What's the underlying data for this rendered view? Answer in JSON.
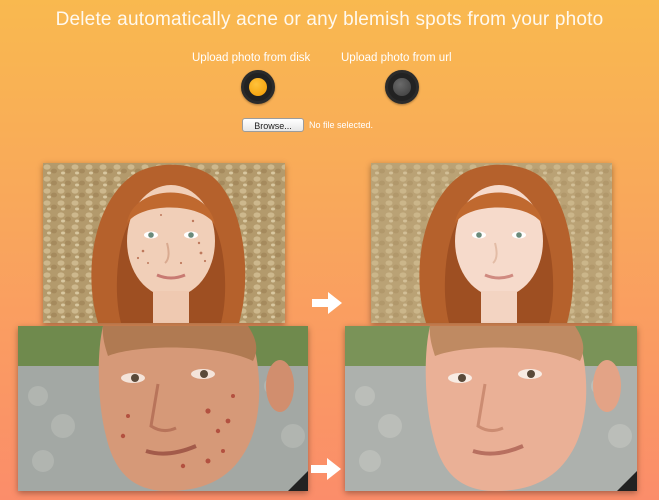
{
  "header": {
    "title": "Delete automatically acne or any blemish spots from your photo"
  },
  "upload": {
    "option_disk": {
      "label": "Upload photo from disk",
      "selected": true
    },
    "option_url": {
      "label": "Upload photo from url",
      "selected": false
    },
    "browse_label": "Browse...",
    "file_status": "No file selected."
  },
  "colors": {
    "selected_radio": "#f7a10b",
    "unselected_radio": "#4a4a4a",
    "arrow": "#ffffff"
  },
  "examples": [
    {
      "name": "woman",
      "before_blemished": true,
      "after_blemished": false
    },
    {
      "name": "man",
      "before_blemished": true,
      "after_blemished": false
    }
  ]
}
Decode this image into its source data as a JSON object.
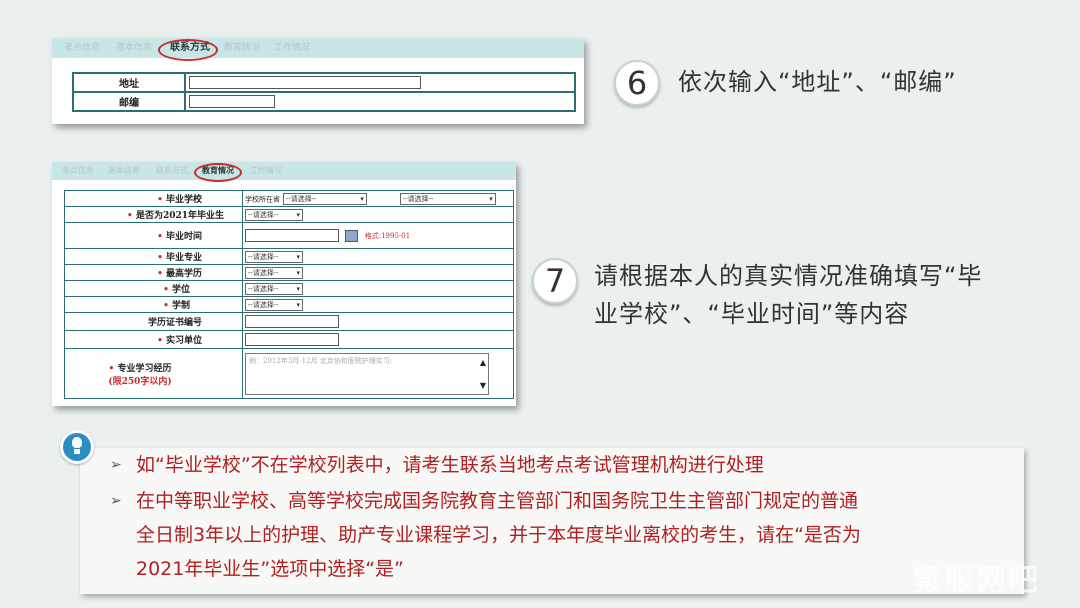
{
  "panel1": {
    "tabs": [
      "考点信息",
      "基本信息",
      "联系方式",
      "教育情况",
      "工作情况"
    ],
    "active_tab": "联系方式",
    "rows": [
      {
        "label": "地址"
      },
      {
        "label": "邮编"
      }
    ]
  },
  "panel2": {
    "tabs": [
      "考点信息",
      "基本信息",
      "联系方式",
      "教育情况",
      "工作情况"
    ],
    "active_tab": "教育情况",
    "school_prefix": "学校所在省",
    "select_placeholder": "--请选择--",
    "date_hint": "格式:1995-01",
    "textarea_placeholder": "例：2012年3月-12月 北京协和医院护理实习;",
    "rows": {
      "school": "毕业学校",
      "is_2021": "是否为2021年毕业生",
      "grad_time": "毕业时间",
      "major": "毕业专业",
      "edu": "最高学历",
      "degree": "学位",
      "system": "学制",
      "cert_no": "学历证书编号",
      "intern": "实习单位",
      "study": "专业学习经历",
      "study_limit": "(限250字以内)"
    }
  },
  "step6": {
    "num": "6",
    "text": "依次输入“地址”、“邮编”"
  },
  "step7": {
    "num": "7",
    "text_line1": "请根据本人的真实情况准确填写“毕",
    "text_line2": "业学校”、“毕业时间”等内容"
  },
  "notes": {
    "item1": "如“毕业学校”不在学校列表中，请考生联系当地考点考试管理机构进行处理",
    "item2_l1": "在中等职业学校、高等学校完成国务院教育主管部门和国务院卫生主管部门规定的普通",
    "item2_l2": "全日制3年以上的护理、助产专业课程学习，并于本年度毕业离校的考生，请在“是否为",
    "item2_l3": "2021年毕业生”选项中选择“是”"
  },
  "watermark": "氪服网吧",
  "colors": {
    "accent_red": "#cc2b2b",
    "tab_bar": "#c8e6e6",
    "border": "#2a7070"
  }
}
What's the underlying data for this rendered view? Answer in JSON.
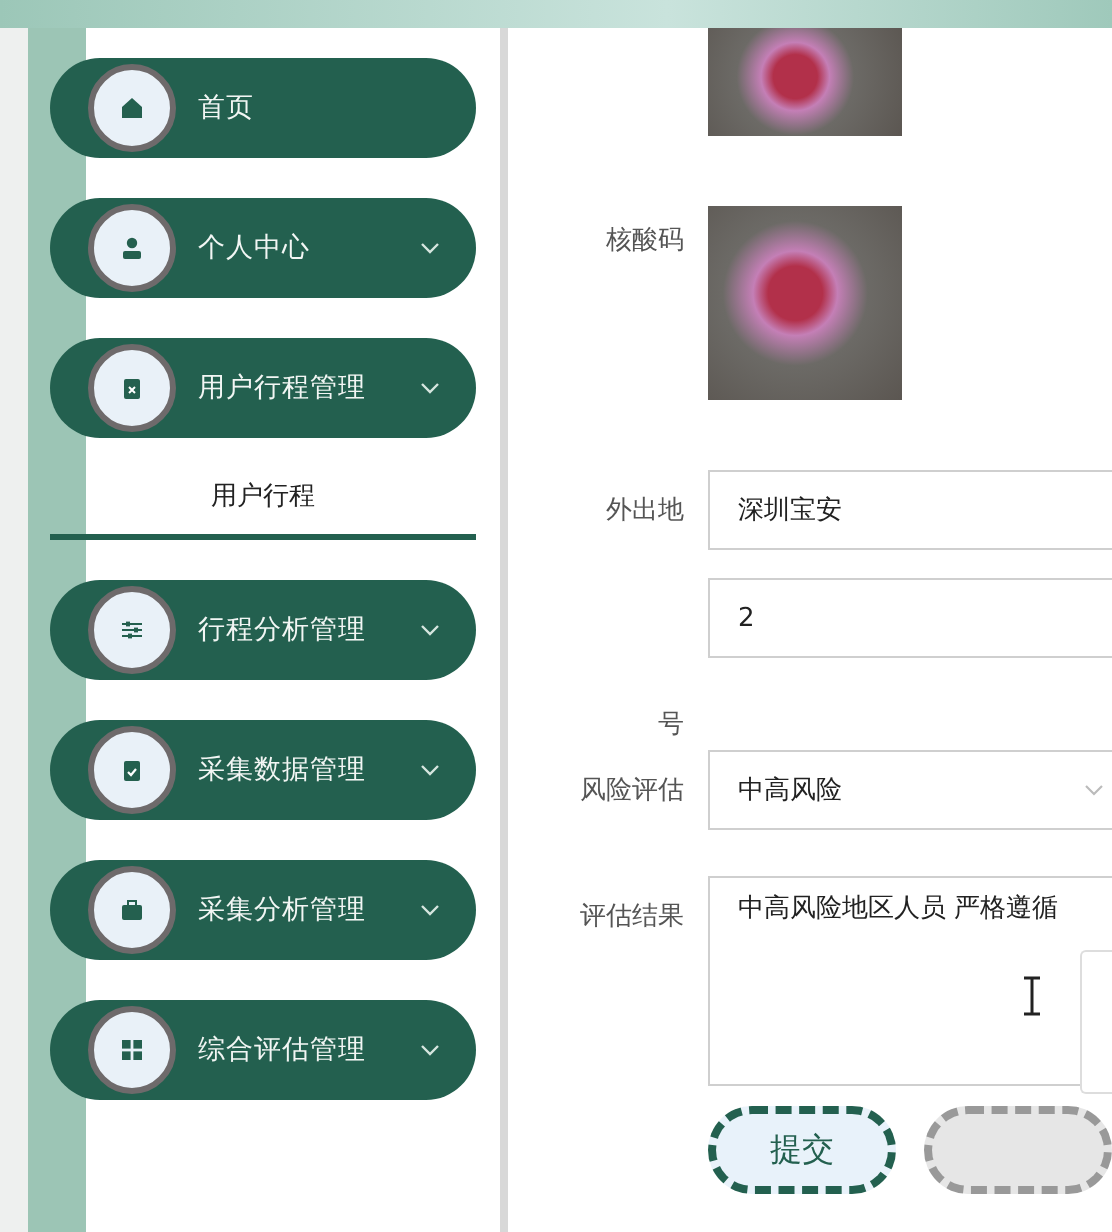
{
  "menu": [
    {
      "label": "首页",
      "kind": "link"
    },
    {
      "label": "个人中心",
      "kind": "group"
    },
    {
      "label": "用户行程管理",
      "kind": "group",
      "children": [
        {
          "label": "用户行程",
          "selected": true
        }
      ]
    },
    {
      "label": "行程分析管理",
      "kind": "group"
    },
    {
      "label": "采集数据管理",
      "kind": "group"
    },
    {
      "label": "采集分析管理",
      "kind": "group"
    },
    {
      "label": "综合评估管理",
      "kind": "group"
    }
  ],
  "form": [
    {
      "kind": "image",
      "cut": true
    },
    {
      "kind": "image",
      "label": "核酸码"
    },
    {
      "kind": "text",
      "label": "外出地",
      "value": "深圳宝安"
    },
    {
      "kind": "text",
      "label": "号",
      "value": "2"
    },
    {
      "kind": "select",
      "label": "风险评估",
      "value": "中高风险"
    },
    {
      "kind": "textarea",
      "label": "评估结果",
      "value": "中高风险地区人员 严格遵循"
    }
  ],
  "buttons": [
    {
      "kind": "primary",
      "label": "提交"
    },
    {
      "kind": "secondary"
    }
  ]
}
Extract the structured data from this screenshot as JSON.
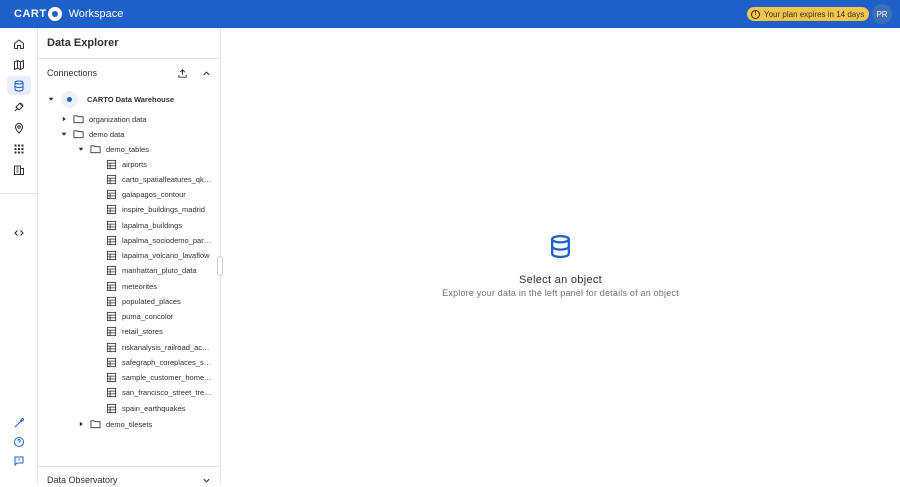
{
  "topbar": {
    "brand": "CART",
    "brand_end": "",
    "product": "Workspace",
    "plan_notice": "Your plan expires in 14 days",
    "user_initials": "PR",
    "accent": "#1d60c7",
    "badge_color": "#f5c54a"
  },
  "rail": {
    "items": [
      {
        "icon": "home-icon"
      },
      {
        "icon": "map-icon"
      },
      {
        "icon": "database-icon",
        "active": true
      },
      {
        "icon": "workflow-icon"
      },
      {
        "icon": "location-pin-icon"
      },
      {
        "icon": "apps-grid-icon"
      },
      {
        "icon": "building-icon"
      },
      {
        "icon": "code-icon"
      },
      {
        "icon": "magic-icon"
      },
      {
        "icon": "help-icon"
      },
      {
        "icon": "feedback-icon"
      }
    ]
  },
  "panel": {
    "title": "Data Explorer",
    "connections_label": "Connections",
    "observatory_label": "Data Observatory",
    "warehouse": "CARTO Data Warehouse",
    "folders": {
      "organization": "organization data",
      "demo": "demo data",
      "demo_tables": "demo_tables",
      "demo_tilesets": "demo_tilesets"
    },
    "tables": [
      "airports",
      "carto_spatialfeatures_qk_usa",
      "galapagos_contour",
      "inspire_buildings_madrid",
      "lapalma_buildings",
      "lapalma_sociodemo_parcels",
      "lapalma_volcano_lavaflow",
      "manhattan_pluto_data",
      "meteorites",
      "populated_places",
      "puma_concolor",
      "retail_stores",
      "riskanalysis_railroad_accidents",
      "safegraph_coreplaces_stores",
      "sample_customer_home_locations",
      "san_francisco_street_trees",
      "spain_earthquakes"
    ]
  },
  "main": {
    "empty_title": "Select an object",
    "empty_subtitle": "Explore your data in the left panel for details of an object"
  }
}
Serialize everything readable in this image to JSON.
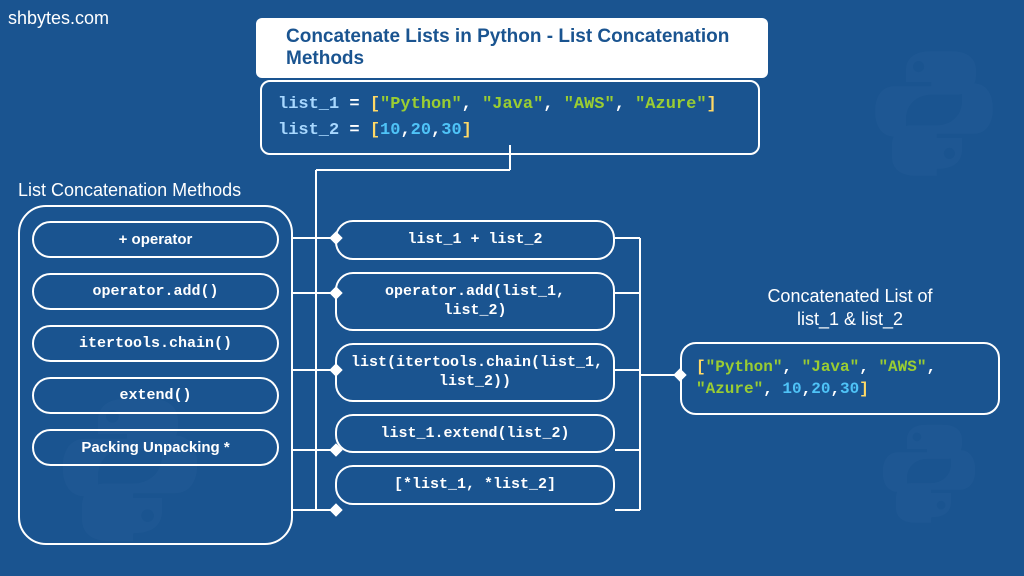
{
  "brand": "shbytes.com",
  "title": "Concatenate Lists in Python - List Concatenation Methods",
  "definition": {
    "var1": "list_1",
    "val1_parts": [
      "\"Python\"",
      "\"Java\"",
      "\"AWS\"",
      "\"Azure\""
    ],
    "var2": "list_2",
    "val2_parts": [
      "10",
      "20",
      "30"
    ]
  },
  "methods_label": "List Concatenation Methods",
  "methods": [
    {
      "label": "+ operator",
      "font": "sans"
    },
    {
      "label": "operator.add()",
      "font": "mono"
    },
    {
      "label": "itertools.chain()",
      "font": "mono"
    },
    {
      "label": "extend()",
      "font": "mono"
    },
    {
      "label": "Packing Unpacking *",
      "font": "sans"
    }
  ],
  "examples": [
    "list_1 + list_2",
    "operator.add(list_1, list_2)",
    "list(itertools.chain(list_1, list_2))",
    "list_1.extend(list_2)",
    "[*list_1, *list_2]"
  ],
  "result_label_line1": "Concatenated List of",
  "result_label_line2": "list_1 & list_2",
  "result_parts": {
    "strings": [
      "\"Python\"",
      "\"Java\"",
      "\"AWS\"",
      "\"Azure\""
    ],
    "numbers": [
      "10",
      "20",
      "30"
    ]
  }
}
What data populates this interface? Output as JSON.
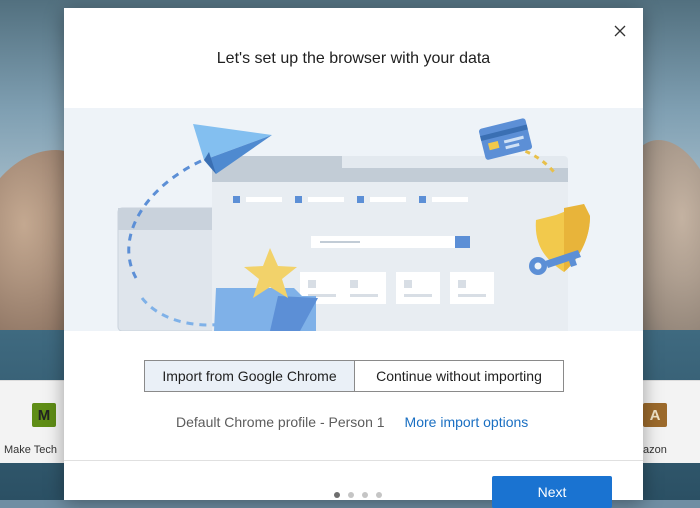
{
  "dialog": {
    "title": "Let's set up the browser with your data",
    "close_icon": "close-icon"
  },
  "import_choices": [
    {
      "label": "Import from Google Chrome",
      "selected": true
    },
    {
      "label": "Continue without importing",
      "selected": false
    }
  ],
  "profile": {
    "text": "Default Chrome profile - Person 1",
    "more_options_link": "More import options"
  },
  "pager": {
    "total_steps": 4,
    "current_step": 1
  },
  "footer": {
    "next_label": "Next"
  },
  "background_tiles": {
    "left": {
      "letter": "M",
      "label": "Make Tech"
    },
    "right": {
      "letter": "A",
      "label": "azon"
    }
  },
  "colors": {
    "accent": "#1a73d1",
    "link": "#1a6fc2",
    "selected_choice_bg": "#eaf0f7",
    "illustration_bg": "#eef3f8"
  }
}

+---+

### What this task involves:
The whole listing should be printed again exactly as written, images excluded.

### Written answer:
What's the underlying data for this rendered view? Answer in JSON.
{
  "header": {
    "title": "Delete automatically acne or any blemish spots from your photo"
  },
  "upload": {
    "option_disk": {
      "label": "Upload photo from disk",
      "selected": true
    },
    "option_url": {
      "label": "Upload photo from url",
      "selected": false
    },
    "browse_label": "Browse...",
    "file_status": "No file selected."
  },
  "colors": {
    "selected_radio": "#f7a10b",
    "unselected_radio": "#4a4a4a",
    "arrow": "#ffffff"
  },
  "examples": [
    {
      "name": "woman",
      "before_blemished": true,
      "after_blemished": false
    },
    {
      "name": "man",
      "before_blemished": true,
      "after_blemished": false
    }
  ]
}
Decode this image into its source data as a JSON object.
{
  "panel1": {
    "tabs": [
      "考点信息",
      "基本信息",
      "联系方式",
      "教育情况",
      "工作情况"
    ],
    "active_tab": "联系方式",
    "rows": [
      {
        "label": "地址"
      },
      {
        "label": "邮编"
      }
    ]
  },
  "panel2": {
    "tabs": [
      "考点信息",
      "基本信息",
      "联系方式",
      "教育情况",
      "工作情况"
    ],
    "active_tab": "教育情况",
    "school_prefix": "学校所在省",
    "select_placeholder": "--请选择--",
    "date_hint": "格式:1995-01",
    "textarea_placeholder": "例：2012年3月-12月 北京协和医院护理实习;",
    "rows": {
      "school": "毕业学校",
      "is_2021": "是否为2021年毕业生",
      "grad_time": "毕业时间",
      "major": "毕业专业",
      "edu": "最高学历",
      "degree": "学位",
      "system": "学制",
      "cert_no": "学历证书编号",
      "intern": "实习单位",
      "study": "专业学习经历",
      "study_limit": "(限250字以内)"
    }
  },
  "step6": {
    "num": "6",
    "text": "依次输入“地址”、“邮编”"
  },
  "step7": {
    "num": "7",
    "text_line1": "请根据本人的真实情况准确填写“毕",
    "text_line2": "业学校”、“毕业时间”等内容"
  },
  "notes": {
    "item1": "如“毕业学校”不在学校列表中，请考生联系当地考点考试管理机构进行处理",
    "item2_l1": "在中等职业学校、高等学校完成国务院教育主管部门和国务院卫生主管部门规定的普通",
    "item2_l2": "全日制3年以上的护理、助产专业课程学习，并于本年度毕业离校的考生，请在“是否为",
    "item2_l3": "2021年毕业生”选项中选择“是”"
  },
  "watermark": "氪服网吧",
  "colors": {
    "accent_red": "#cc2b2b",
    "tab_bar": "#c8e6e6",
    "border": "#2a7070"
  }
}
What's the underlying data for this rendered view? Answer in JSON.
{
  "menu": [
    {
      "label": "首页",
      "kind": "link"
    },
    {
      "label": "个人中心",
      "kind": "group"
    },
    {
      "label": "用户行程管理",
      "kind": "group",
      "children": [
        {
          "label": "用户行程",
          "selected": true
        }
      ]
    },
    {
      "label": "行程分析管理",
      "kind": "group"
    },
    {
      "label": "采集数据管理",
      "kind": "group"
    },
    {
      "label": "采集分析管理",
      "kind": "group"
    },
    {
      "label": "综合评估管理",
      "kind": "group"
    }
  ],
  "form": [
    {
      "kind": "image",
      "cut": true
    },
    {
      "kind": "image",
      "label": "核酸码"
    },
    {
      "kind": "text",
      "label": "外出地",
      "value": "深圳宝安"
    },
    {
      "kind": "text",
      "label": "号",
      "value": "2"
    },
    {
      "kind": "select",
      "label": "风险评估",
      "value": "中高风险"
    },
    {
      "kind": "textarea",
      "label": "评估结果",
      "value": "中高风险地区人员 严格遵循"
    }
  ],
  "buttons": [
    {
      "kind": "primary",
      "label": "提交"
    },
    {
      "kind": "secondary"
    }
  ]
}
Extract the structured data from this screenshot as JSON.
{
  "topbar": {
    "brand": "CART",
    "brand_end": "",
    "product": "Workspace",
    "plan_notice": "Your plan expires in 14 days",
    "user_initials": "PR",
    "accent": "#1d60c7",
    "badge_color": "#f5c54a"
  },
  "rail": {
    "items": [
      {
        "icon": "home-icon"
      },
      {
        "icon": "map-icon"
      },
      {
        "icon": "database-icon",
        "active": true
      },
      {
        "icon": "workflow-icon"
      },
      {
        "icon": "location-pin-icon"
      },
      {
        "icon": "apps-grid-icon"
      },
      {
        "icon": "building-icon"
      },
      {
        "icon": "code-icon"
      },
      {
        "icon": "magic-icon"
      },
      {
        "icon": "help-icon"
      },
      {
        "icon": "feedback-icon"
      }
    ]
  },
  "panel": {
    "title": "Data Explorer",
    "connections_label": "Connections",
    "observatory_label": "Data Observatory",
    "warehouse": "CARTO Data Warehouse",
    "folders": {
      "organization": "organization data",
      "demo": "demo data",
      "demo_tables": "demo_tables",
      "demo_tilesets": "demo_tilesets"
    },
    "tables": [
      "airports",
      "carto_spatialfeatures_qk_usa",
      "galapagos_contour",
      "inspire_buildings_madrid",
      "lapalma_buildings",
      "lapalma_sociodemo_parcels",
      "lapalma_volcano_lavaflow",
      "manhattan_pluto_data",
      "meteorites",
      "populated_places",
      "puma_concolor",
      "retail_stores",
      "riskanalysis_railroad_accidents",
      "safegraph_coreplaces_stores",
      "sample_customer_home_locations",
      "san_francisco_street_trees",
      "spain_earthquakes"
    ]
  },
  "main": {
    "empty_title": "Select an object",
    "empty_subtitle": "Explore your data in the left panel for details of an object"
  }
}
Serialize everything readable in this image to JSON.
{
  "brand": "shbytes.com",
  "title": "Concatenate Lists in Python - List Concatenation Methods",
  "definition": {
    "var1": "list_1",
    "val1_parts": [
      "\"Python\"",
      "\"Java\"",
      "\"AWS\"",
      "\"Azure\""
    ],
    "var2": "list_2",
    "val2_parts": [
      "10",
      "20",
      "30"
    ]
  },
  "methods_label": "List Concatenation Methods",
  "methods": [
    {
      "label": "+ operator",
      "font": "sans"
    },
    {
      "label": "operator.add()",
      "font": "mono"
    },
    {
      "label": "itertools.chain()",
      "font": "mono"
    },
    {
      "label": "extend()",
      "font": "mono"
    },
    {
      "label": "Packing Unpacking *",
      "font": "sans"
    }
  ],
  "examples": [
    "list_1 + list_2",
    "operator.add(list_1, list_2)",
    "list(itertools.chain(list_1, list_2))",
    "list_1.extend(list_2)",
    "[*list_1, *list_2]"
  ],
  "result_label_line1": "Concatenated List of",
  "result_label_line2": "list_1 & list_2",
  "result_parts": {
    "strings": [
      "\"Python\"",
      "\"Java\"",
      "\"AWS\"",
      "\"Azure\""
    ],
    "numbers": [
      "10",
      "20",
      "30"
    ]
  }
}
What data populates this interface? Output as JSON.
{
  "dialog": {
    "title": "Let's set up the browser with your data",
    "close_icon": "close-icon"
  },
  "import_choices": [
    {
      "label": "Import from Google Chrome",
      "selected": true
    },
    {
      "label": "Continue without importing",
      "selected": false
    }
  ],
  "profile": {
    "text": "Default Chrome profile - Person 1",
    "more_options_link": "More import options"
  },
  "pager": {
    "total_steps": 4,
    "current_step": 1
  },
  "footer": {
    "next_label": "Next"
  },
  "background_tiles": {
    "left": {
      "letter": "M",
      "label": "Make Tech"
    },
    "right": {
      "letter": "A",
      "label": "azon"
    }
  },
  "colors": {
    "accent": "#1a73d1",
    "link": "#1a6fc2",
    "selected_choice_bg": "#eaf0f7",
    "illustration_bg": "#eef3f8"
  }
}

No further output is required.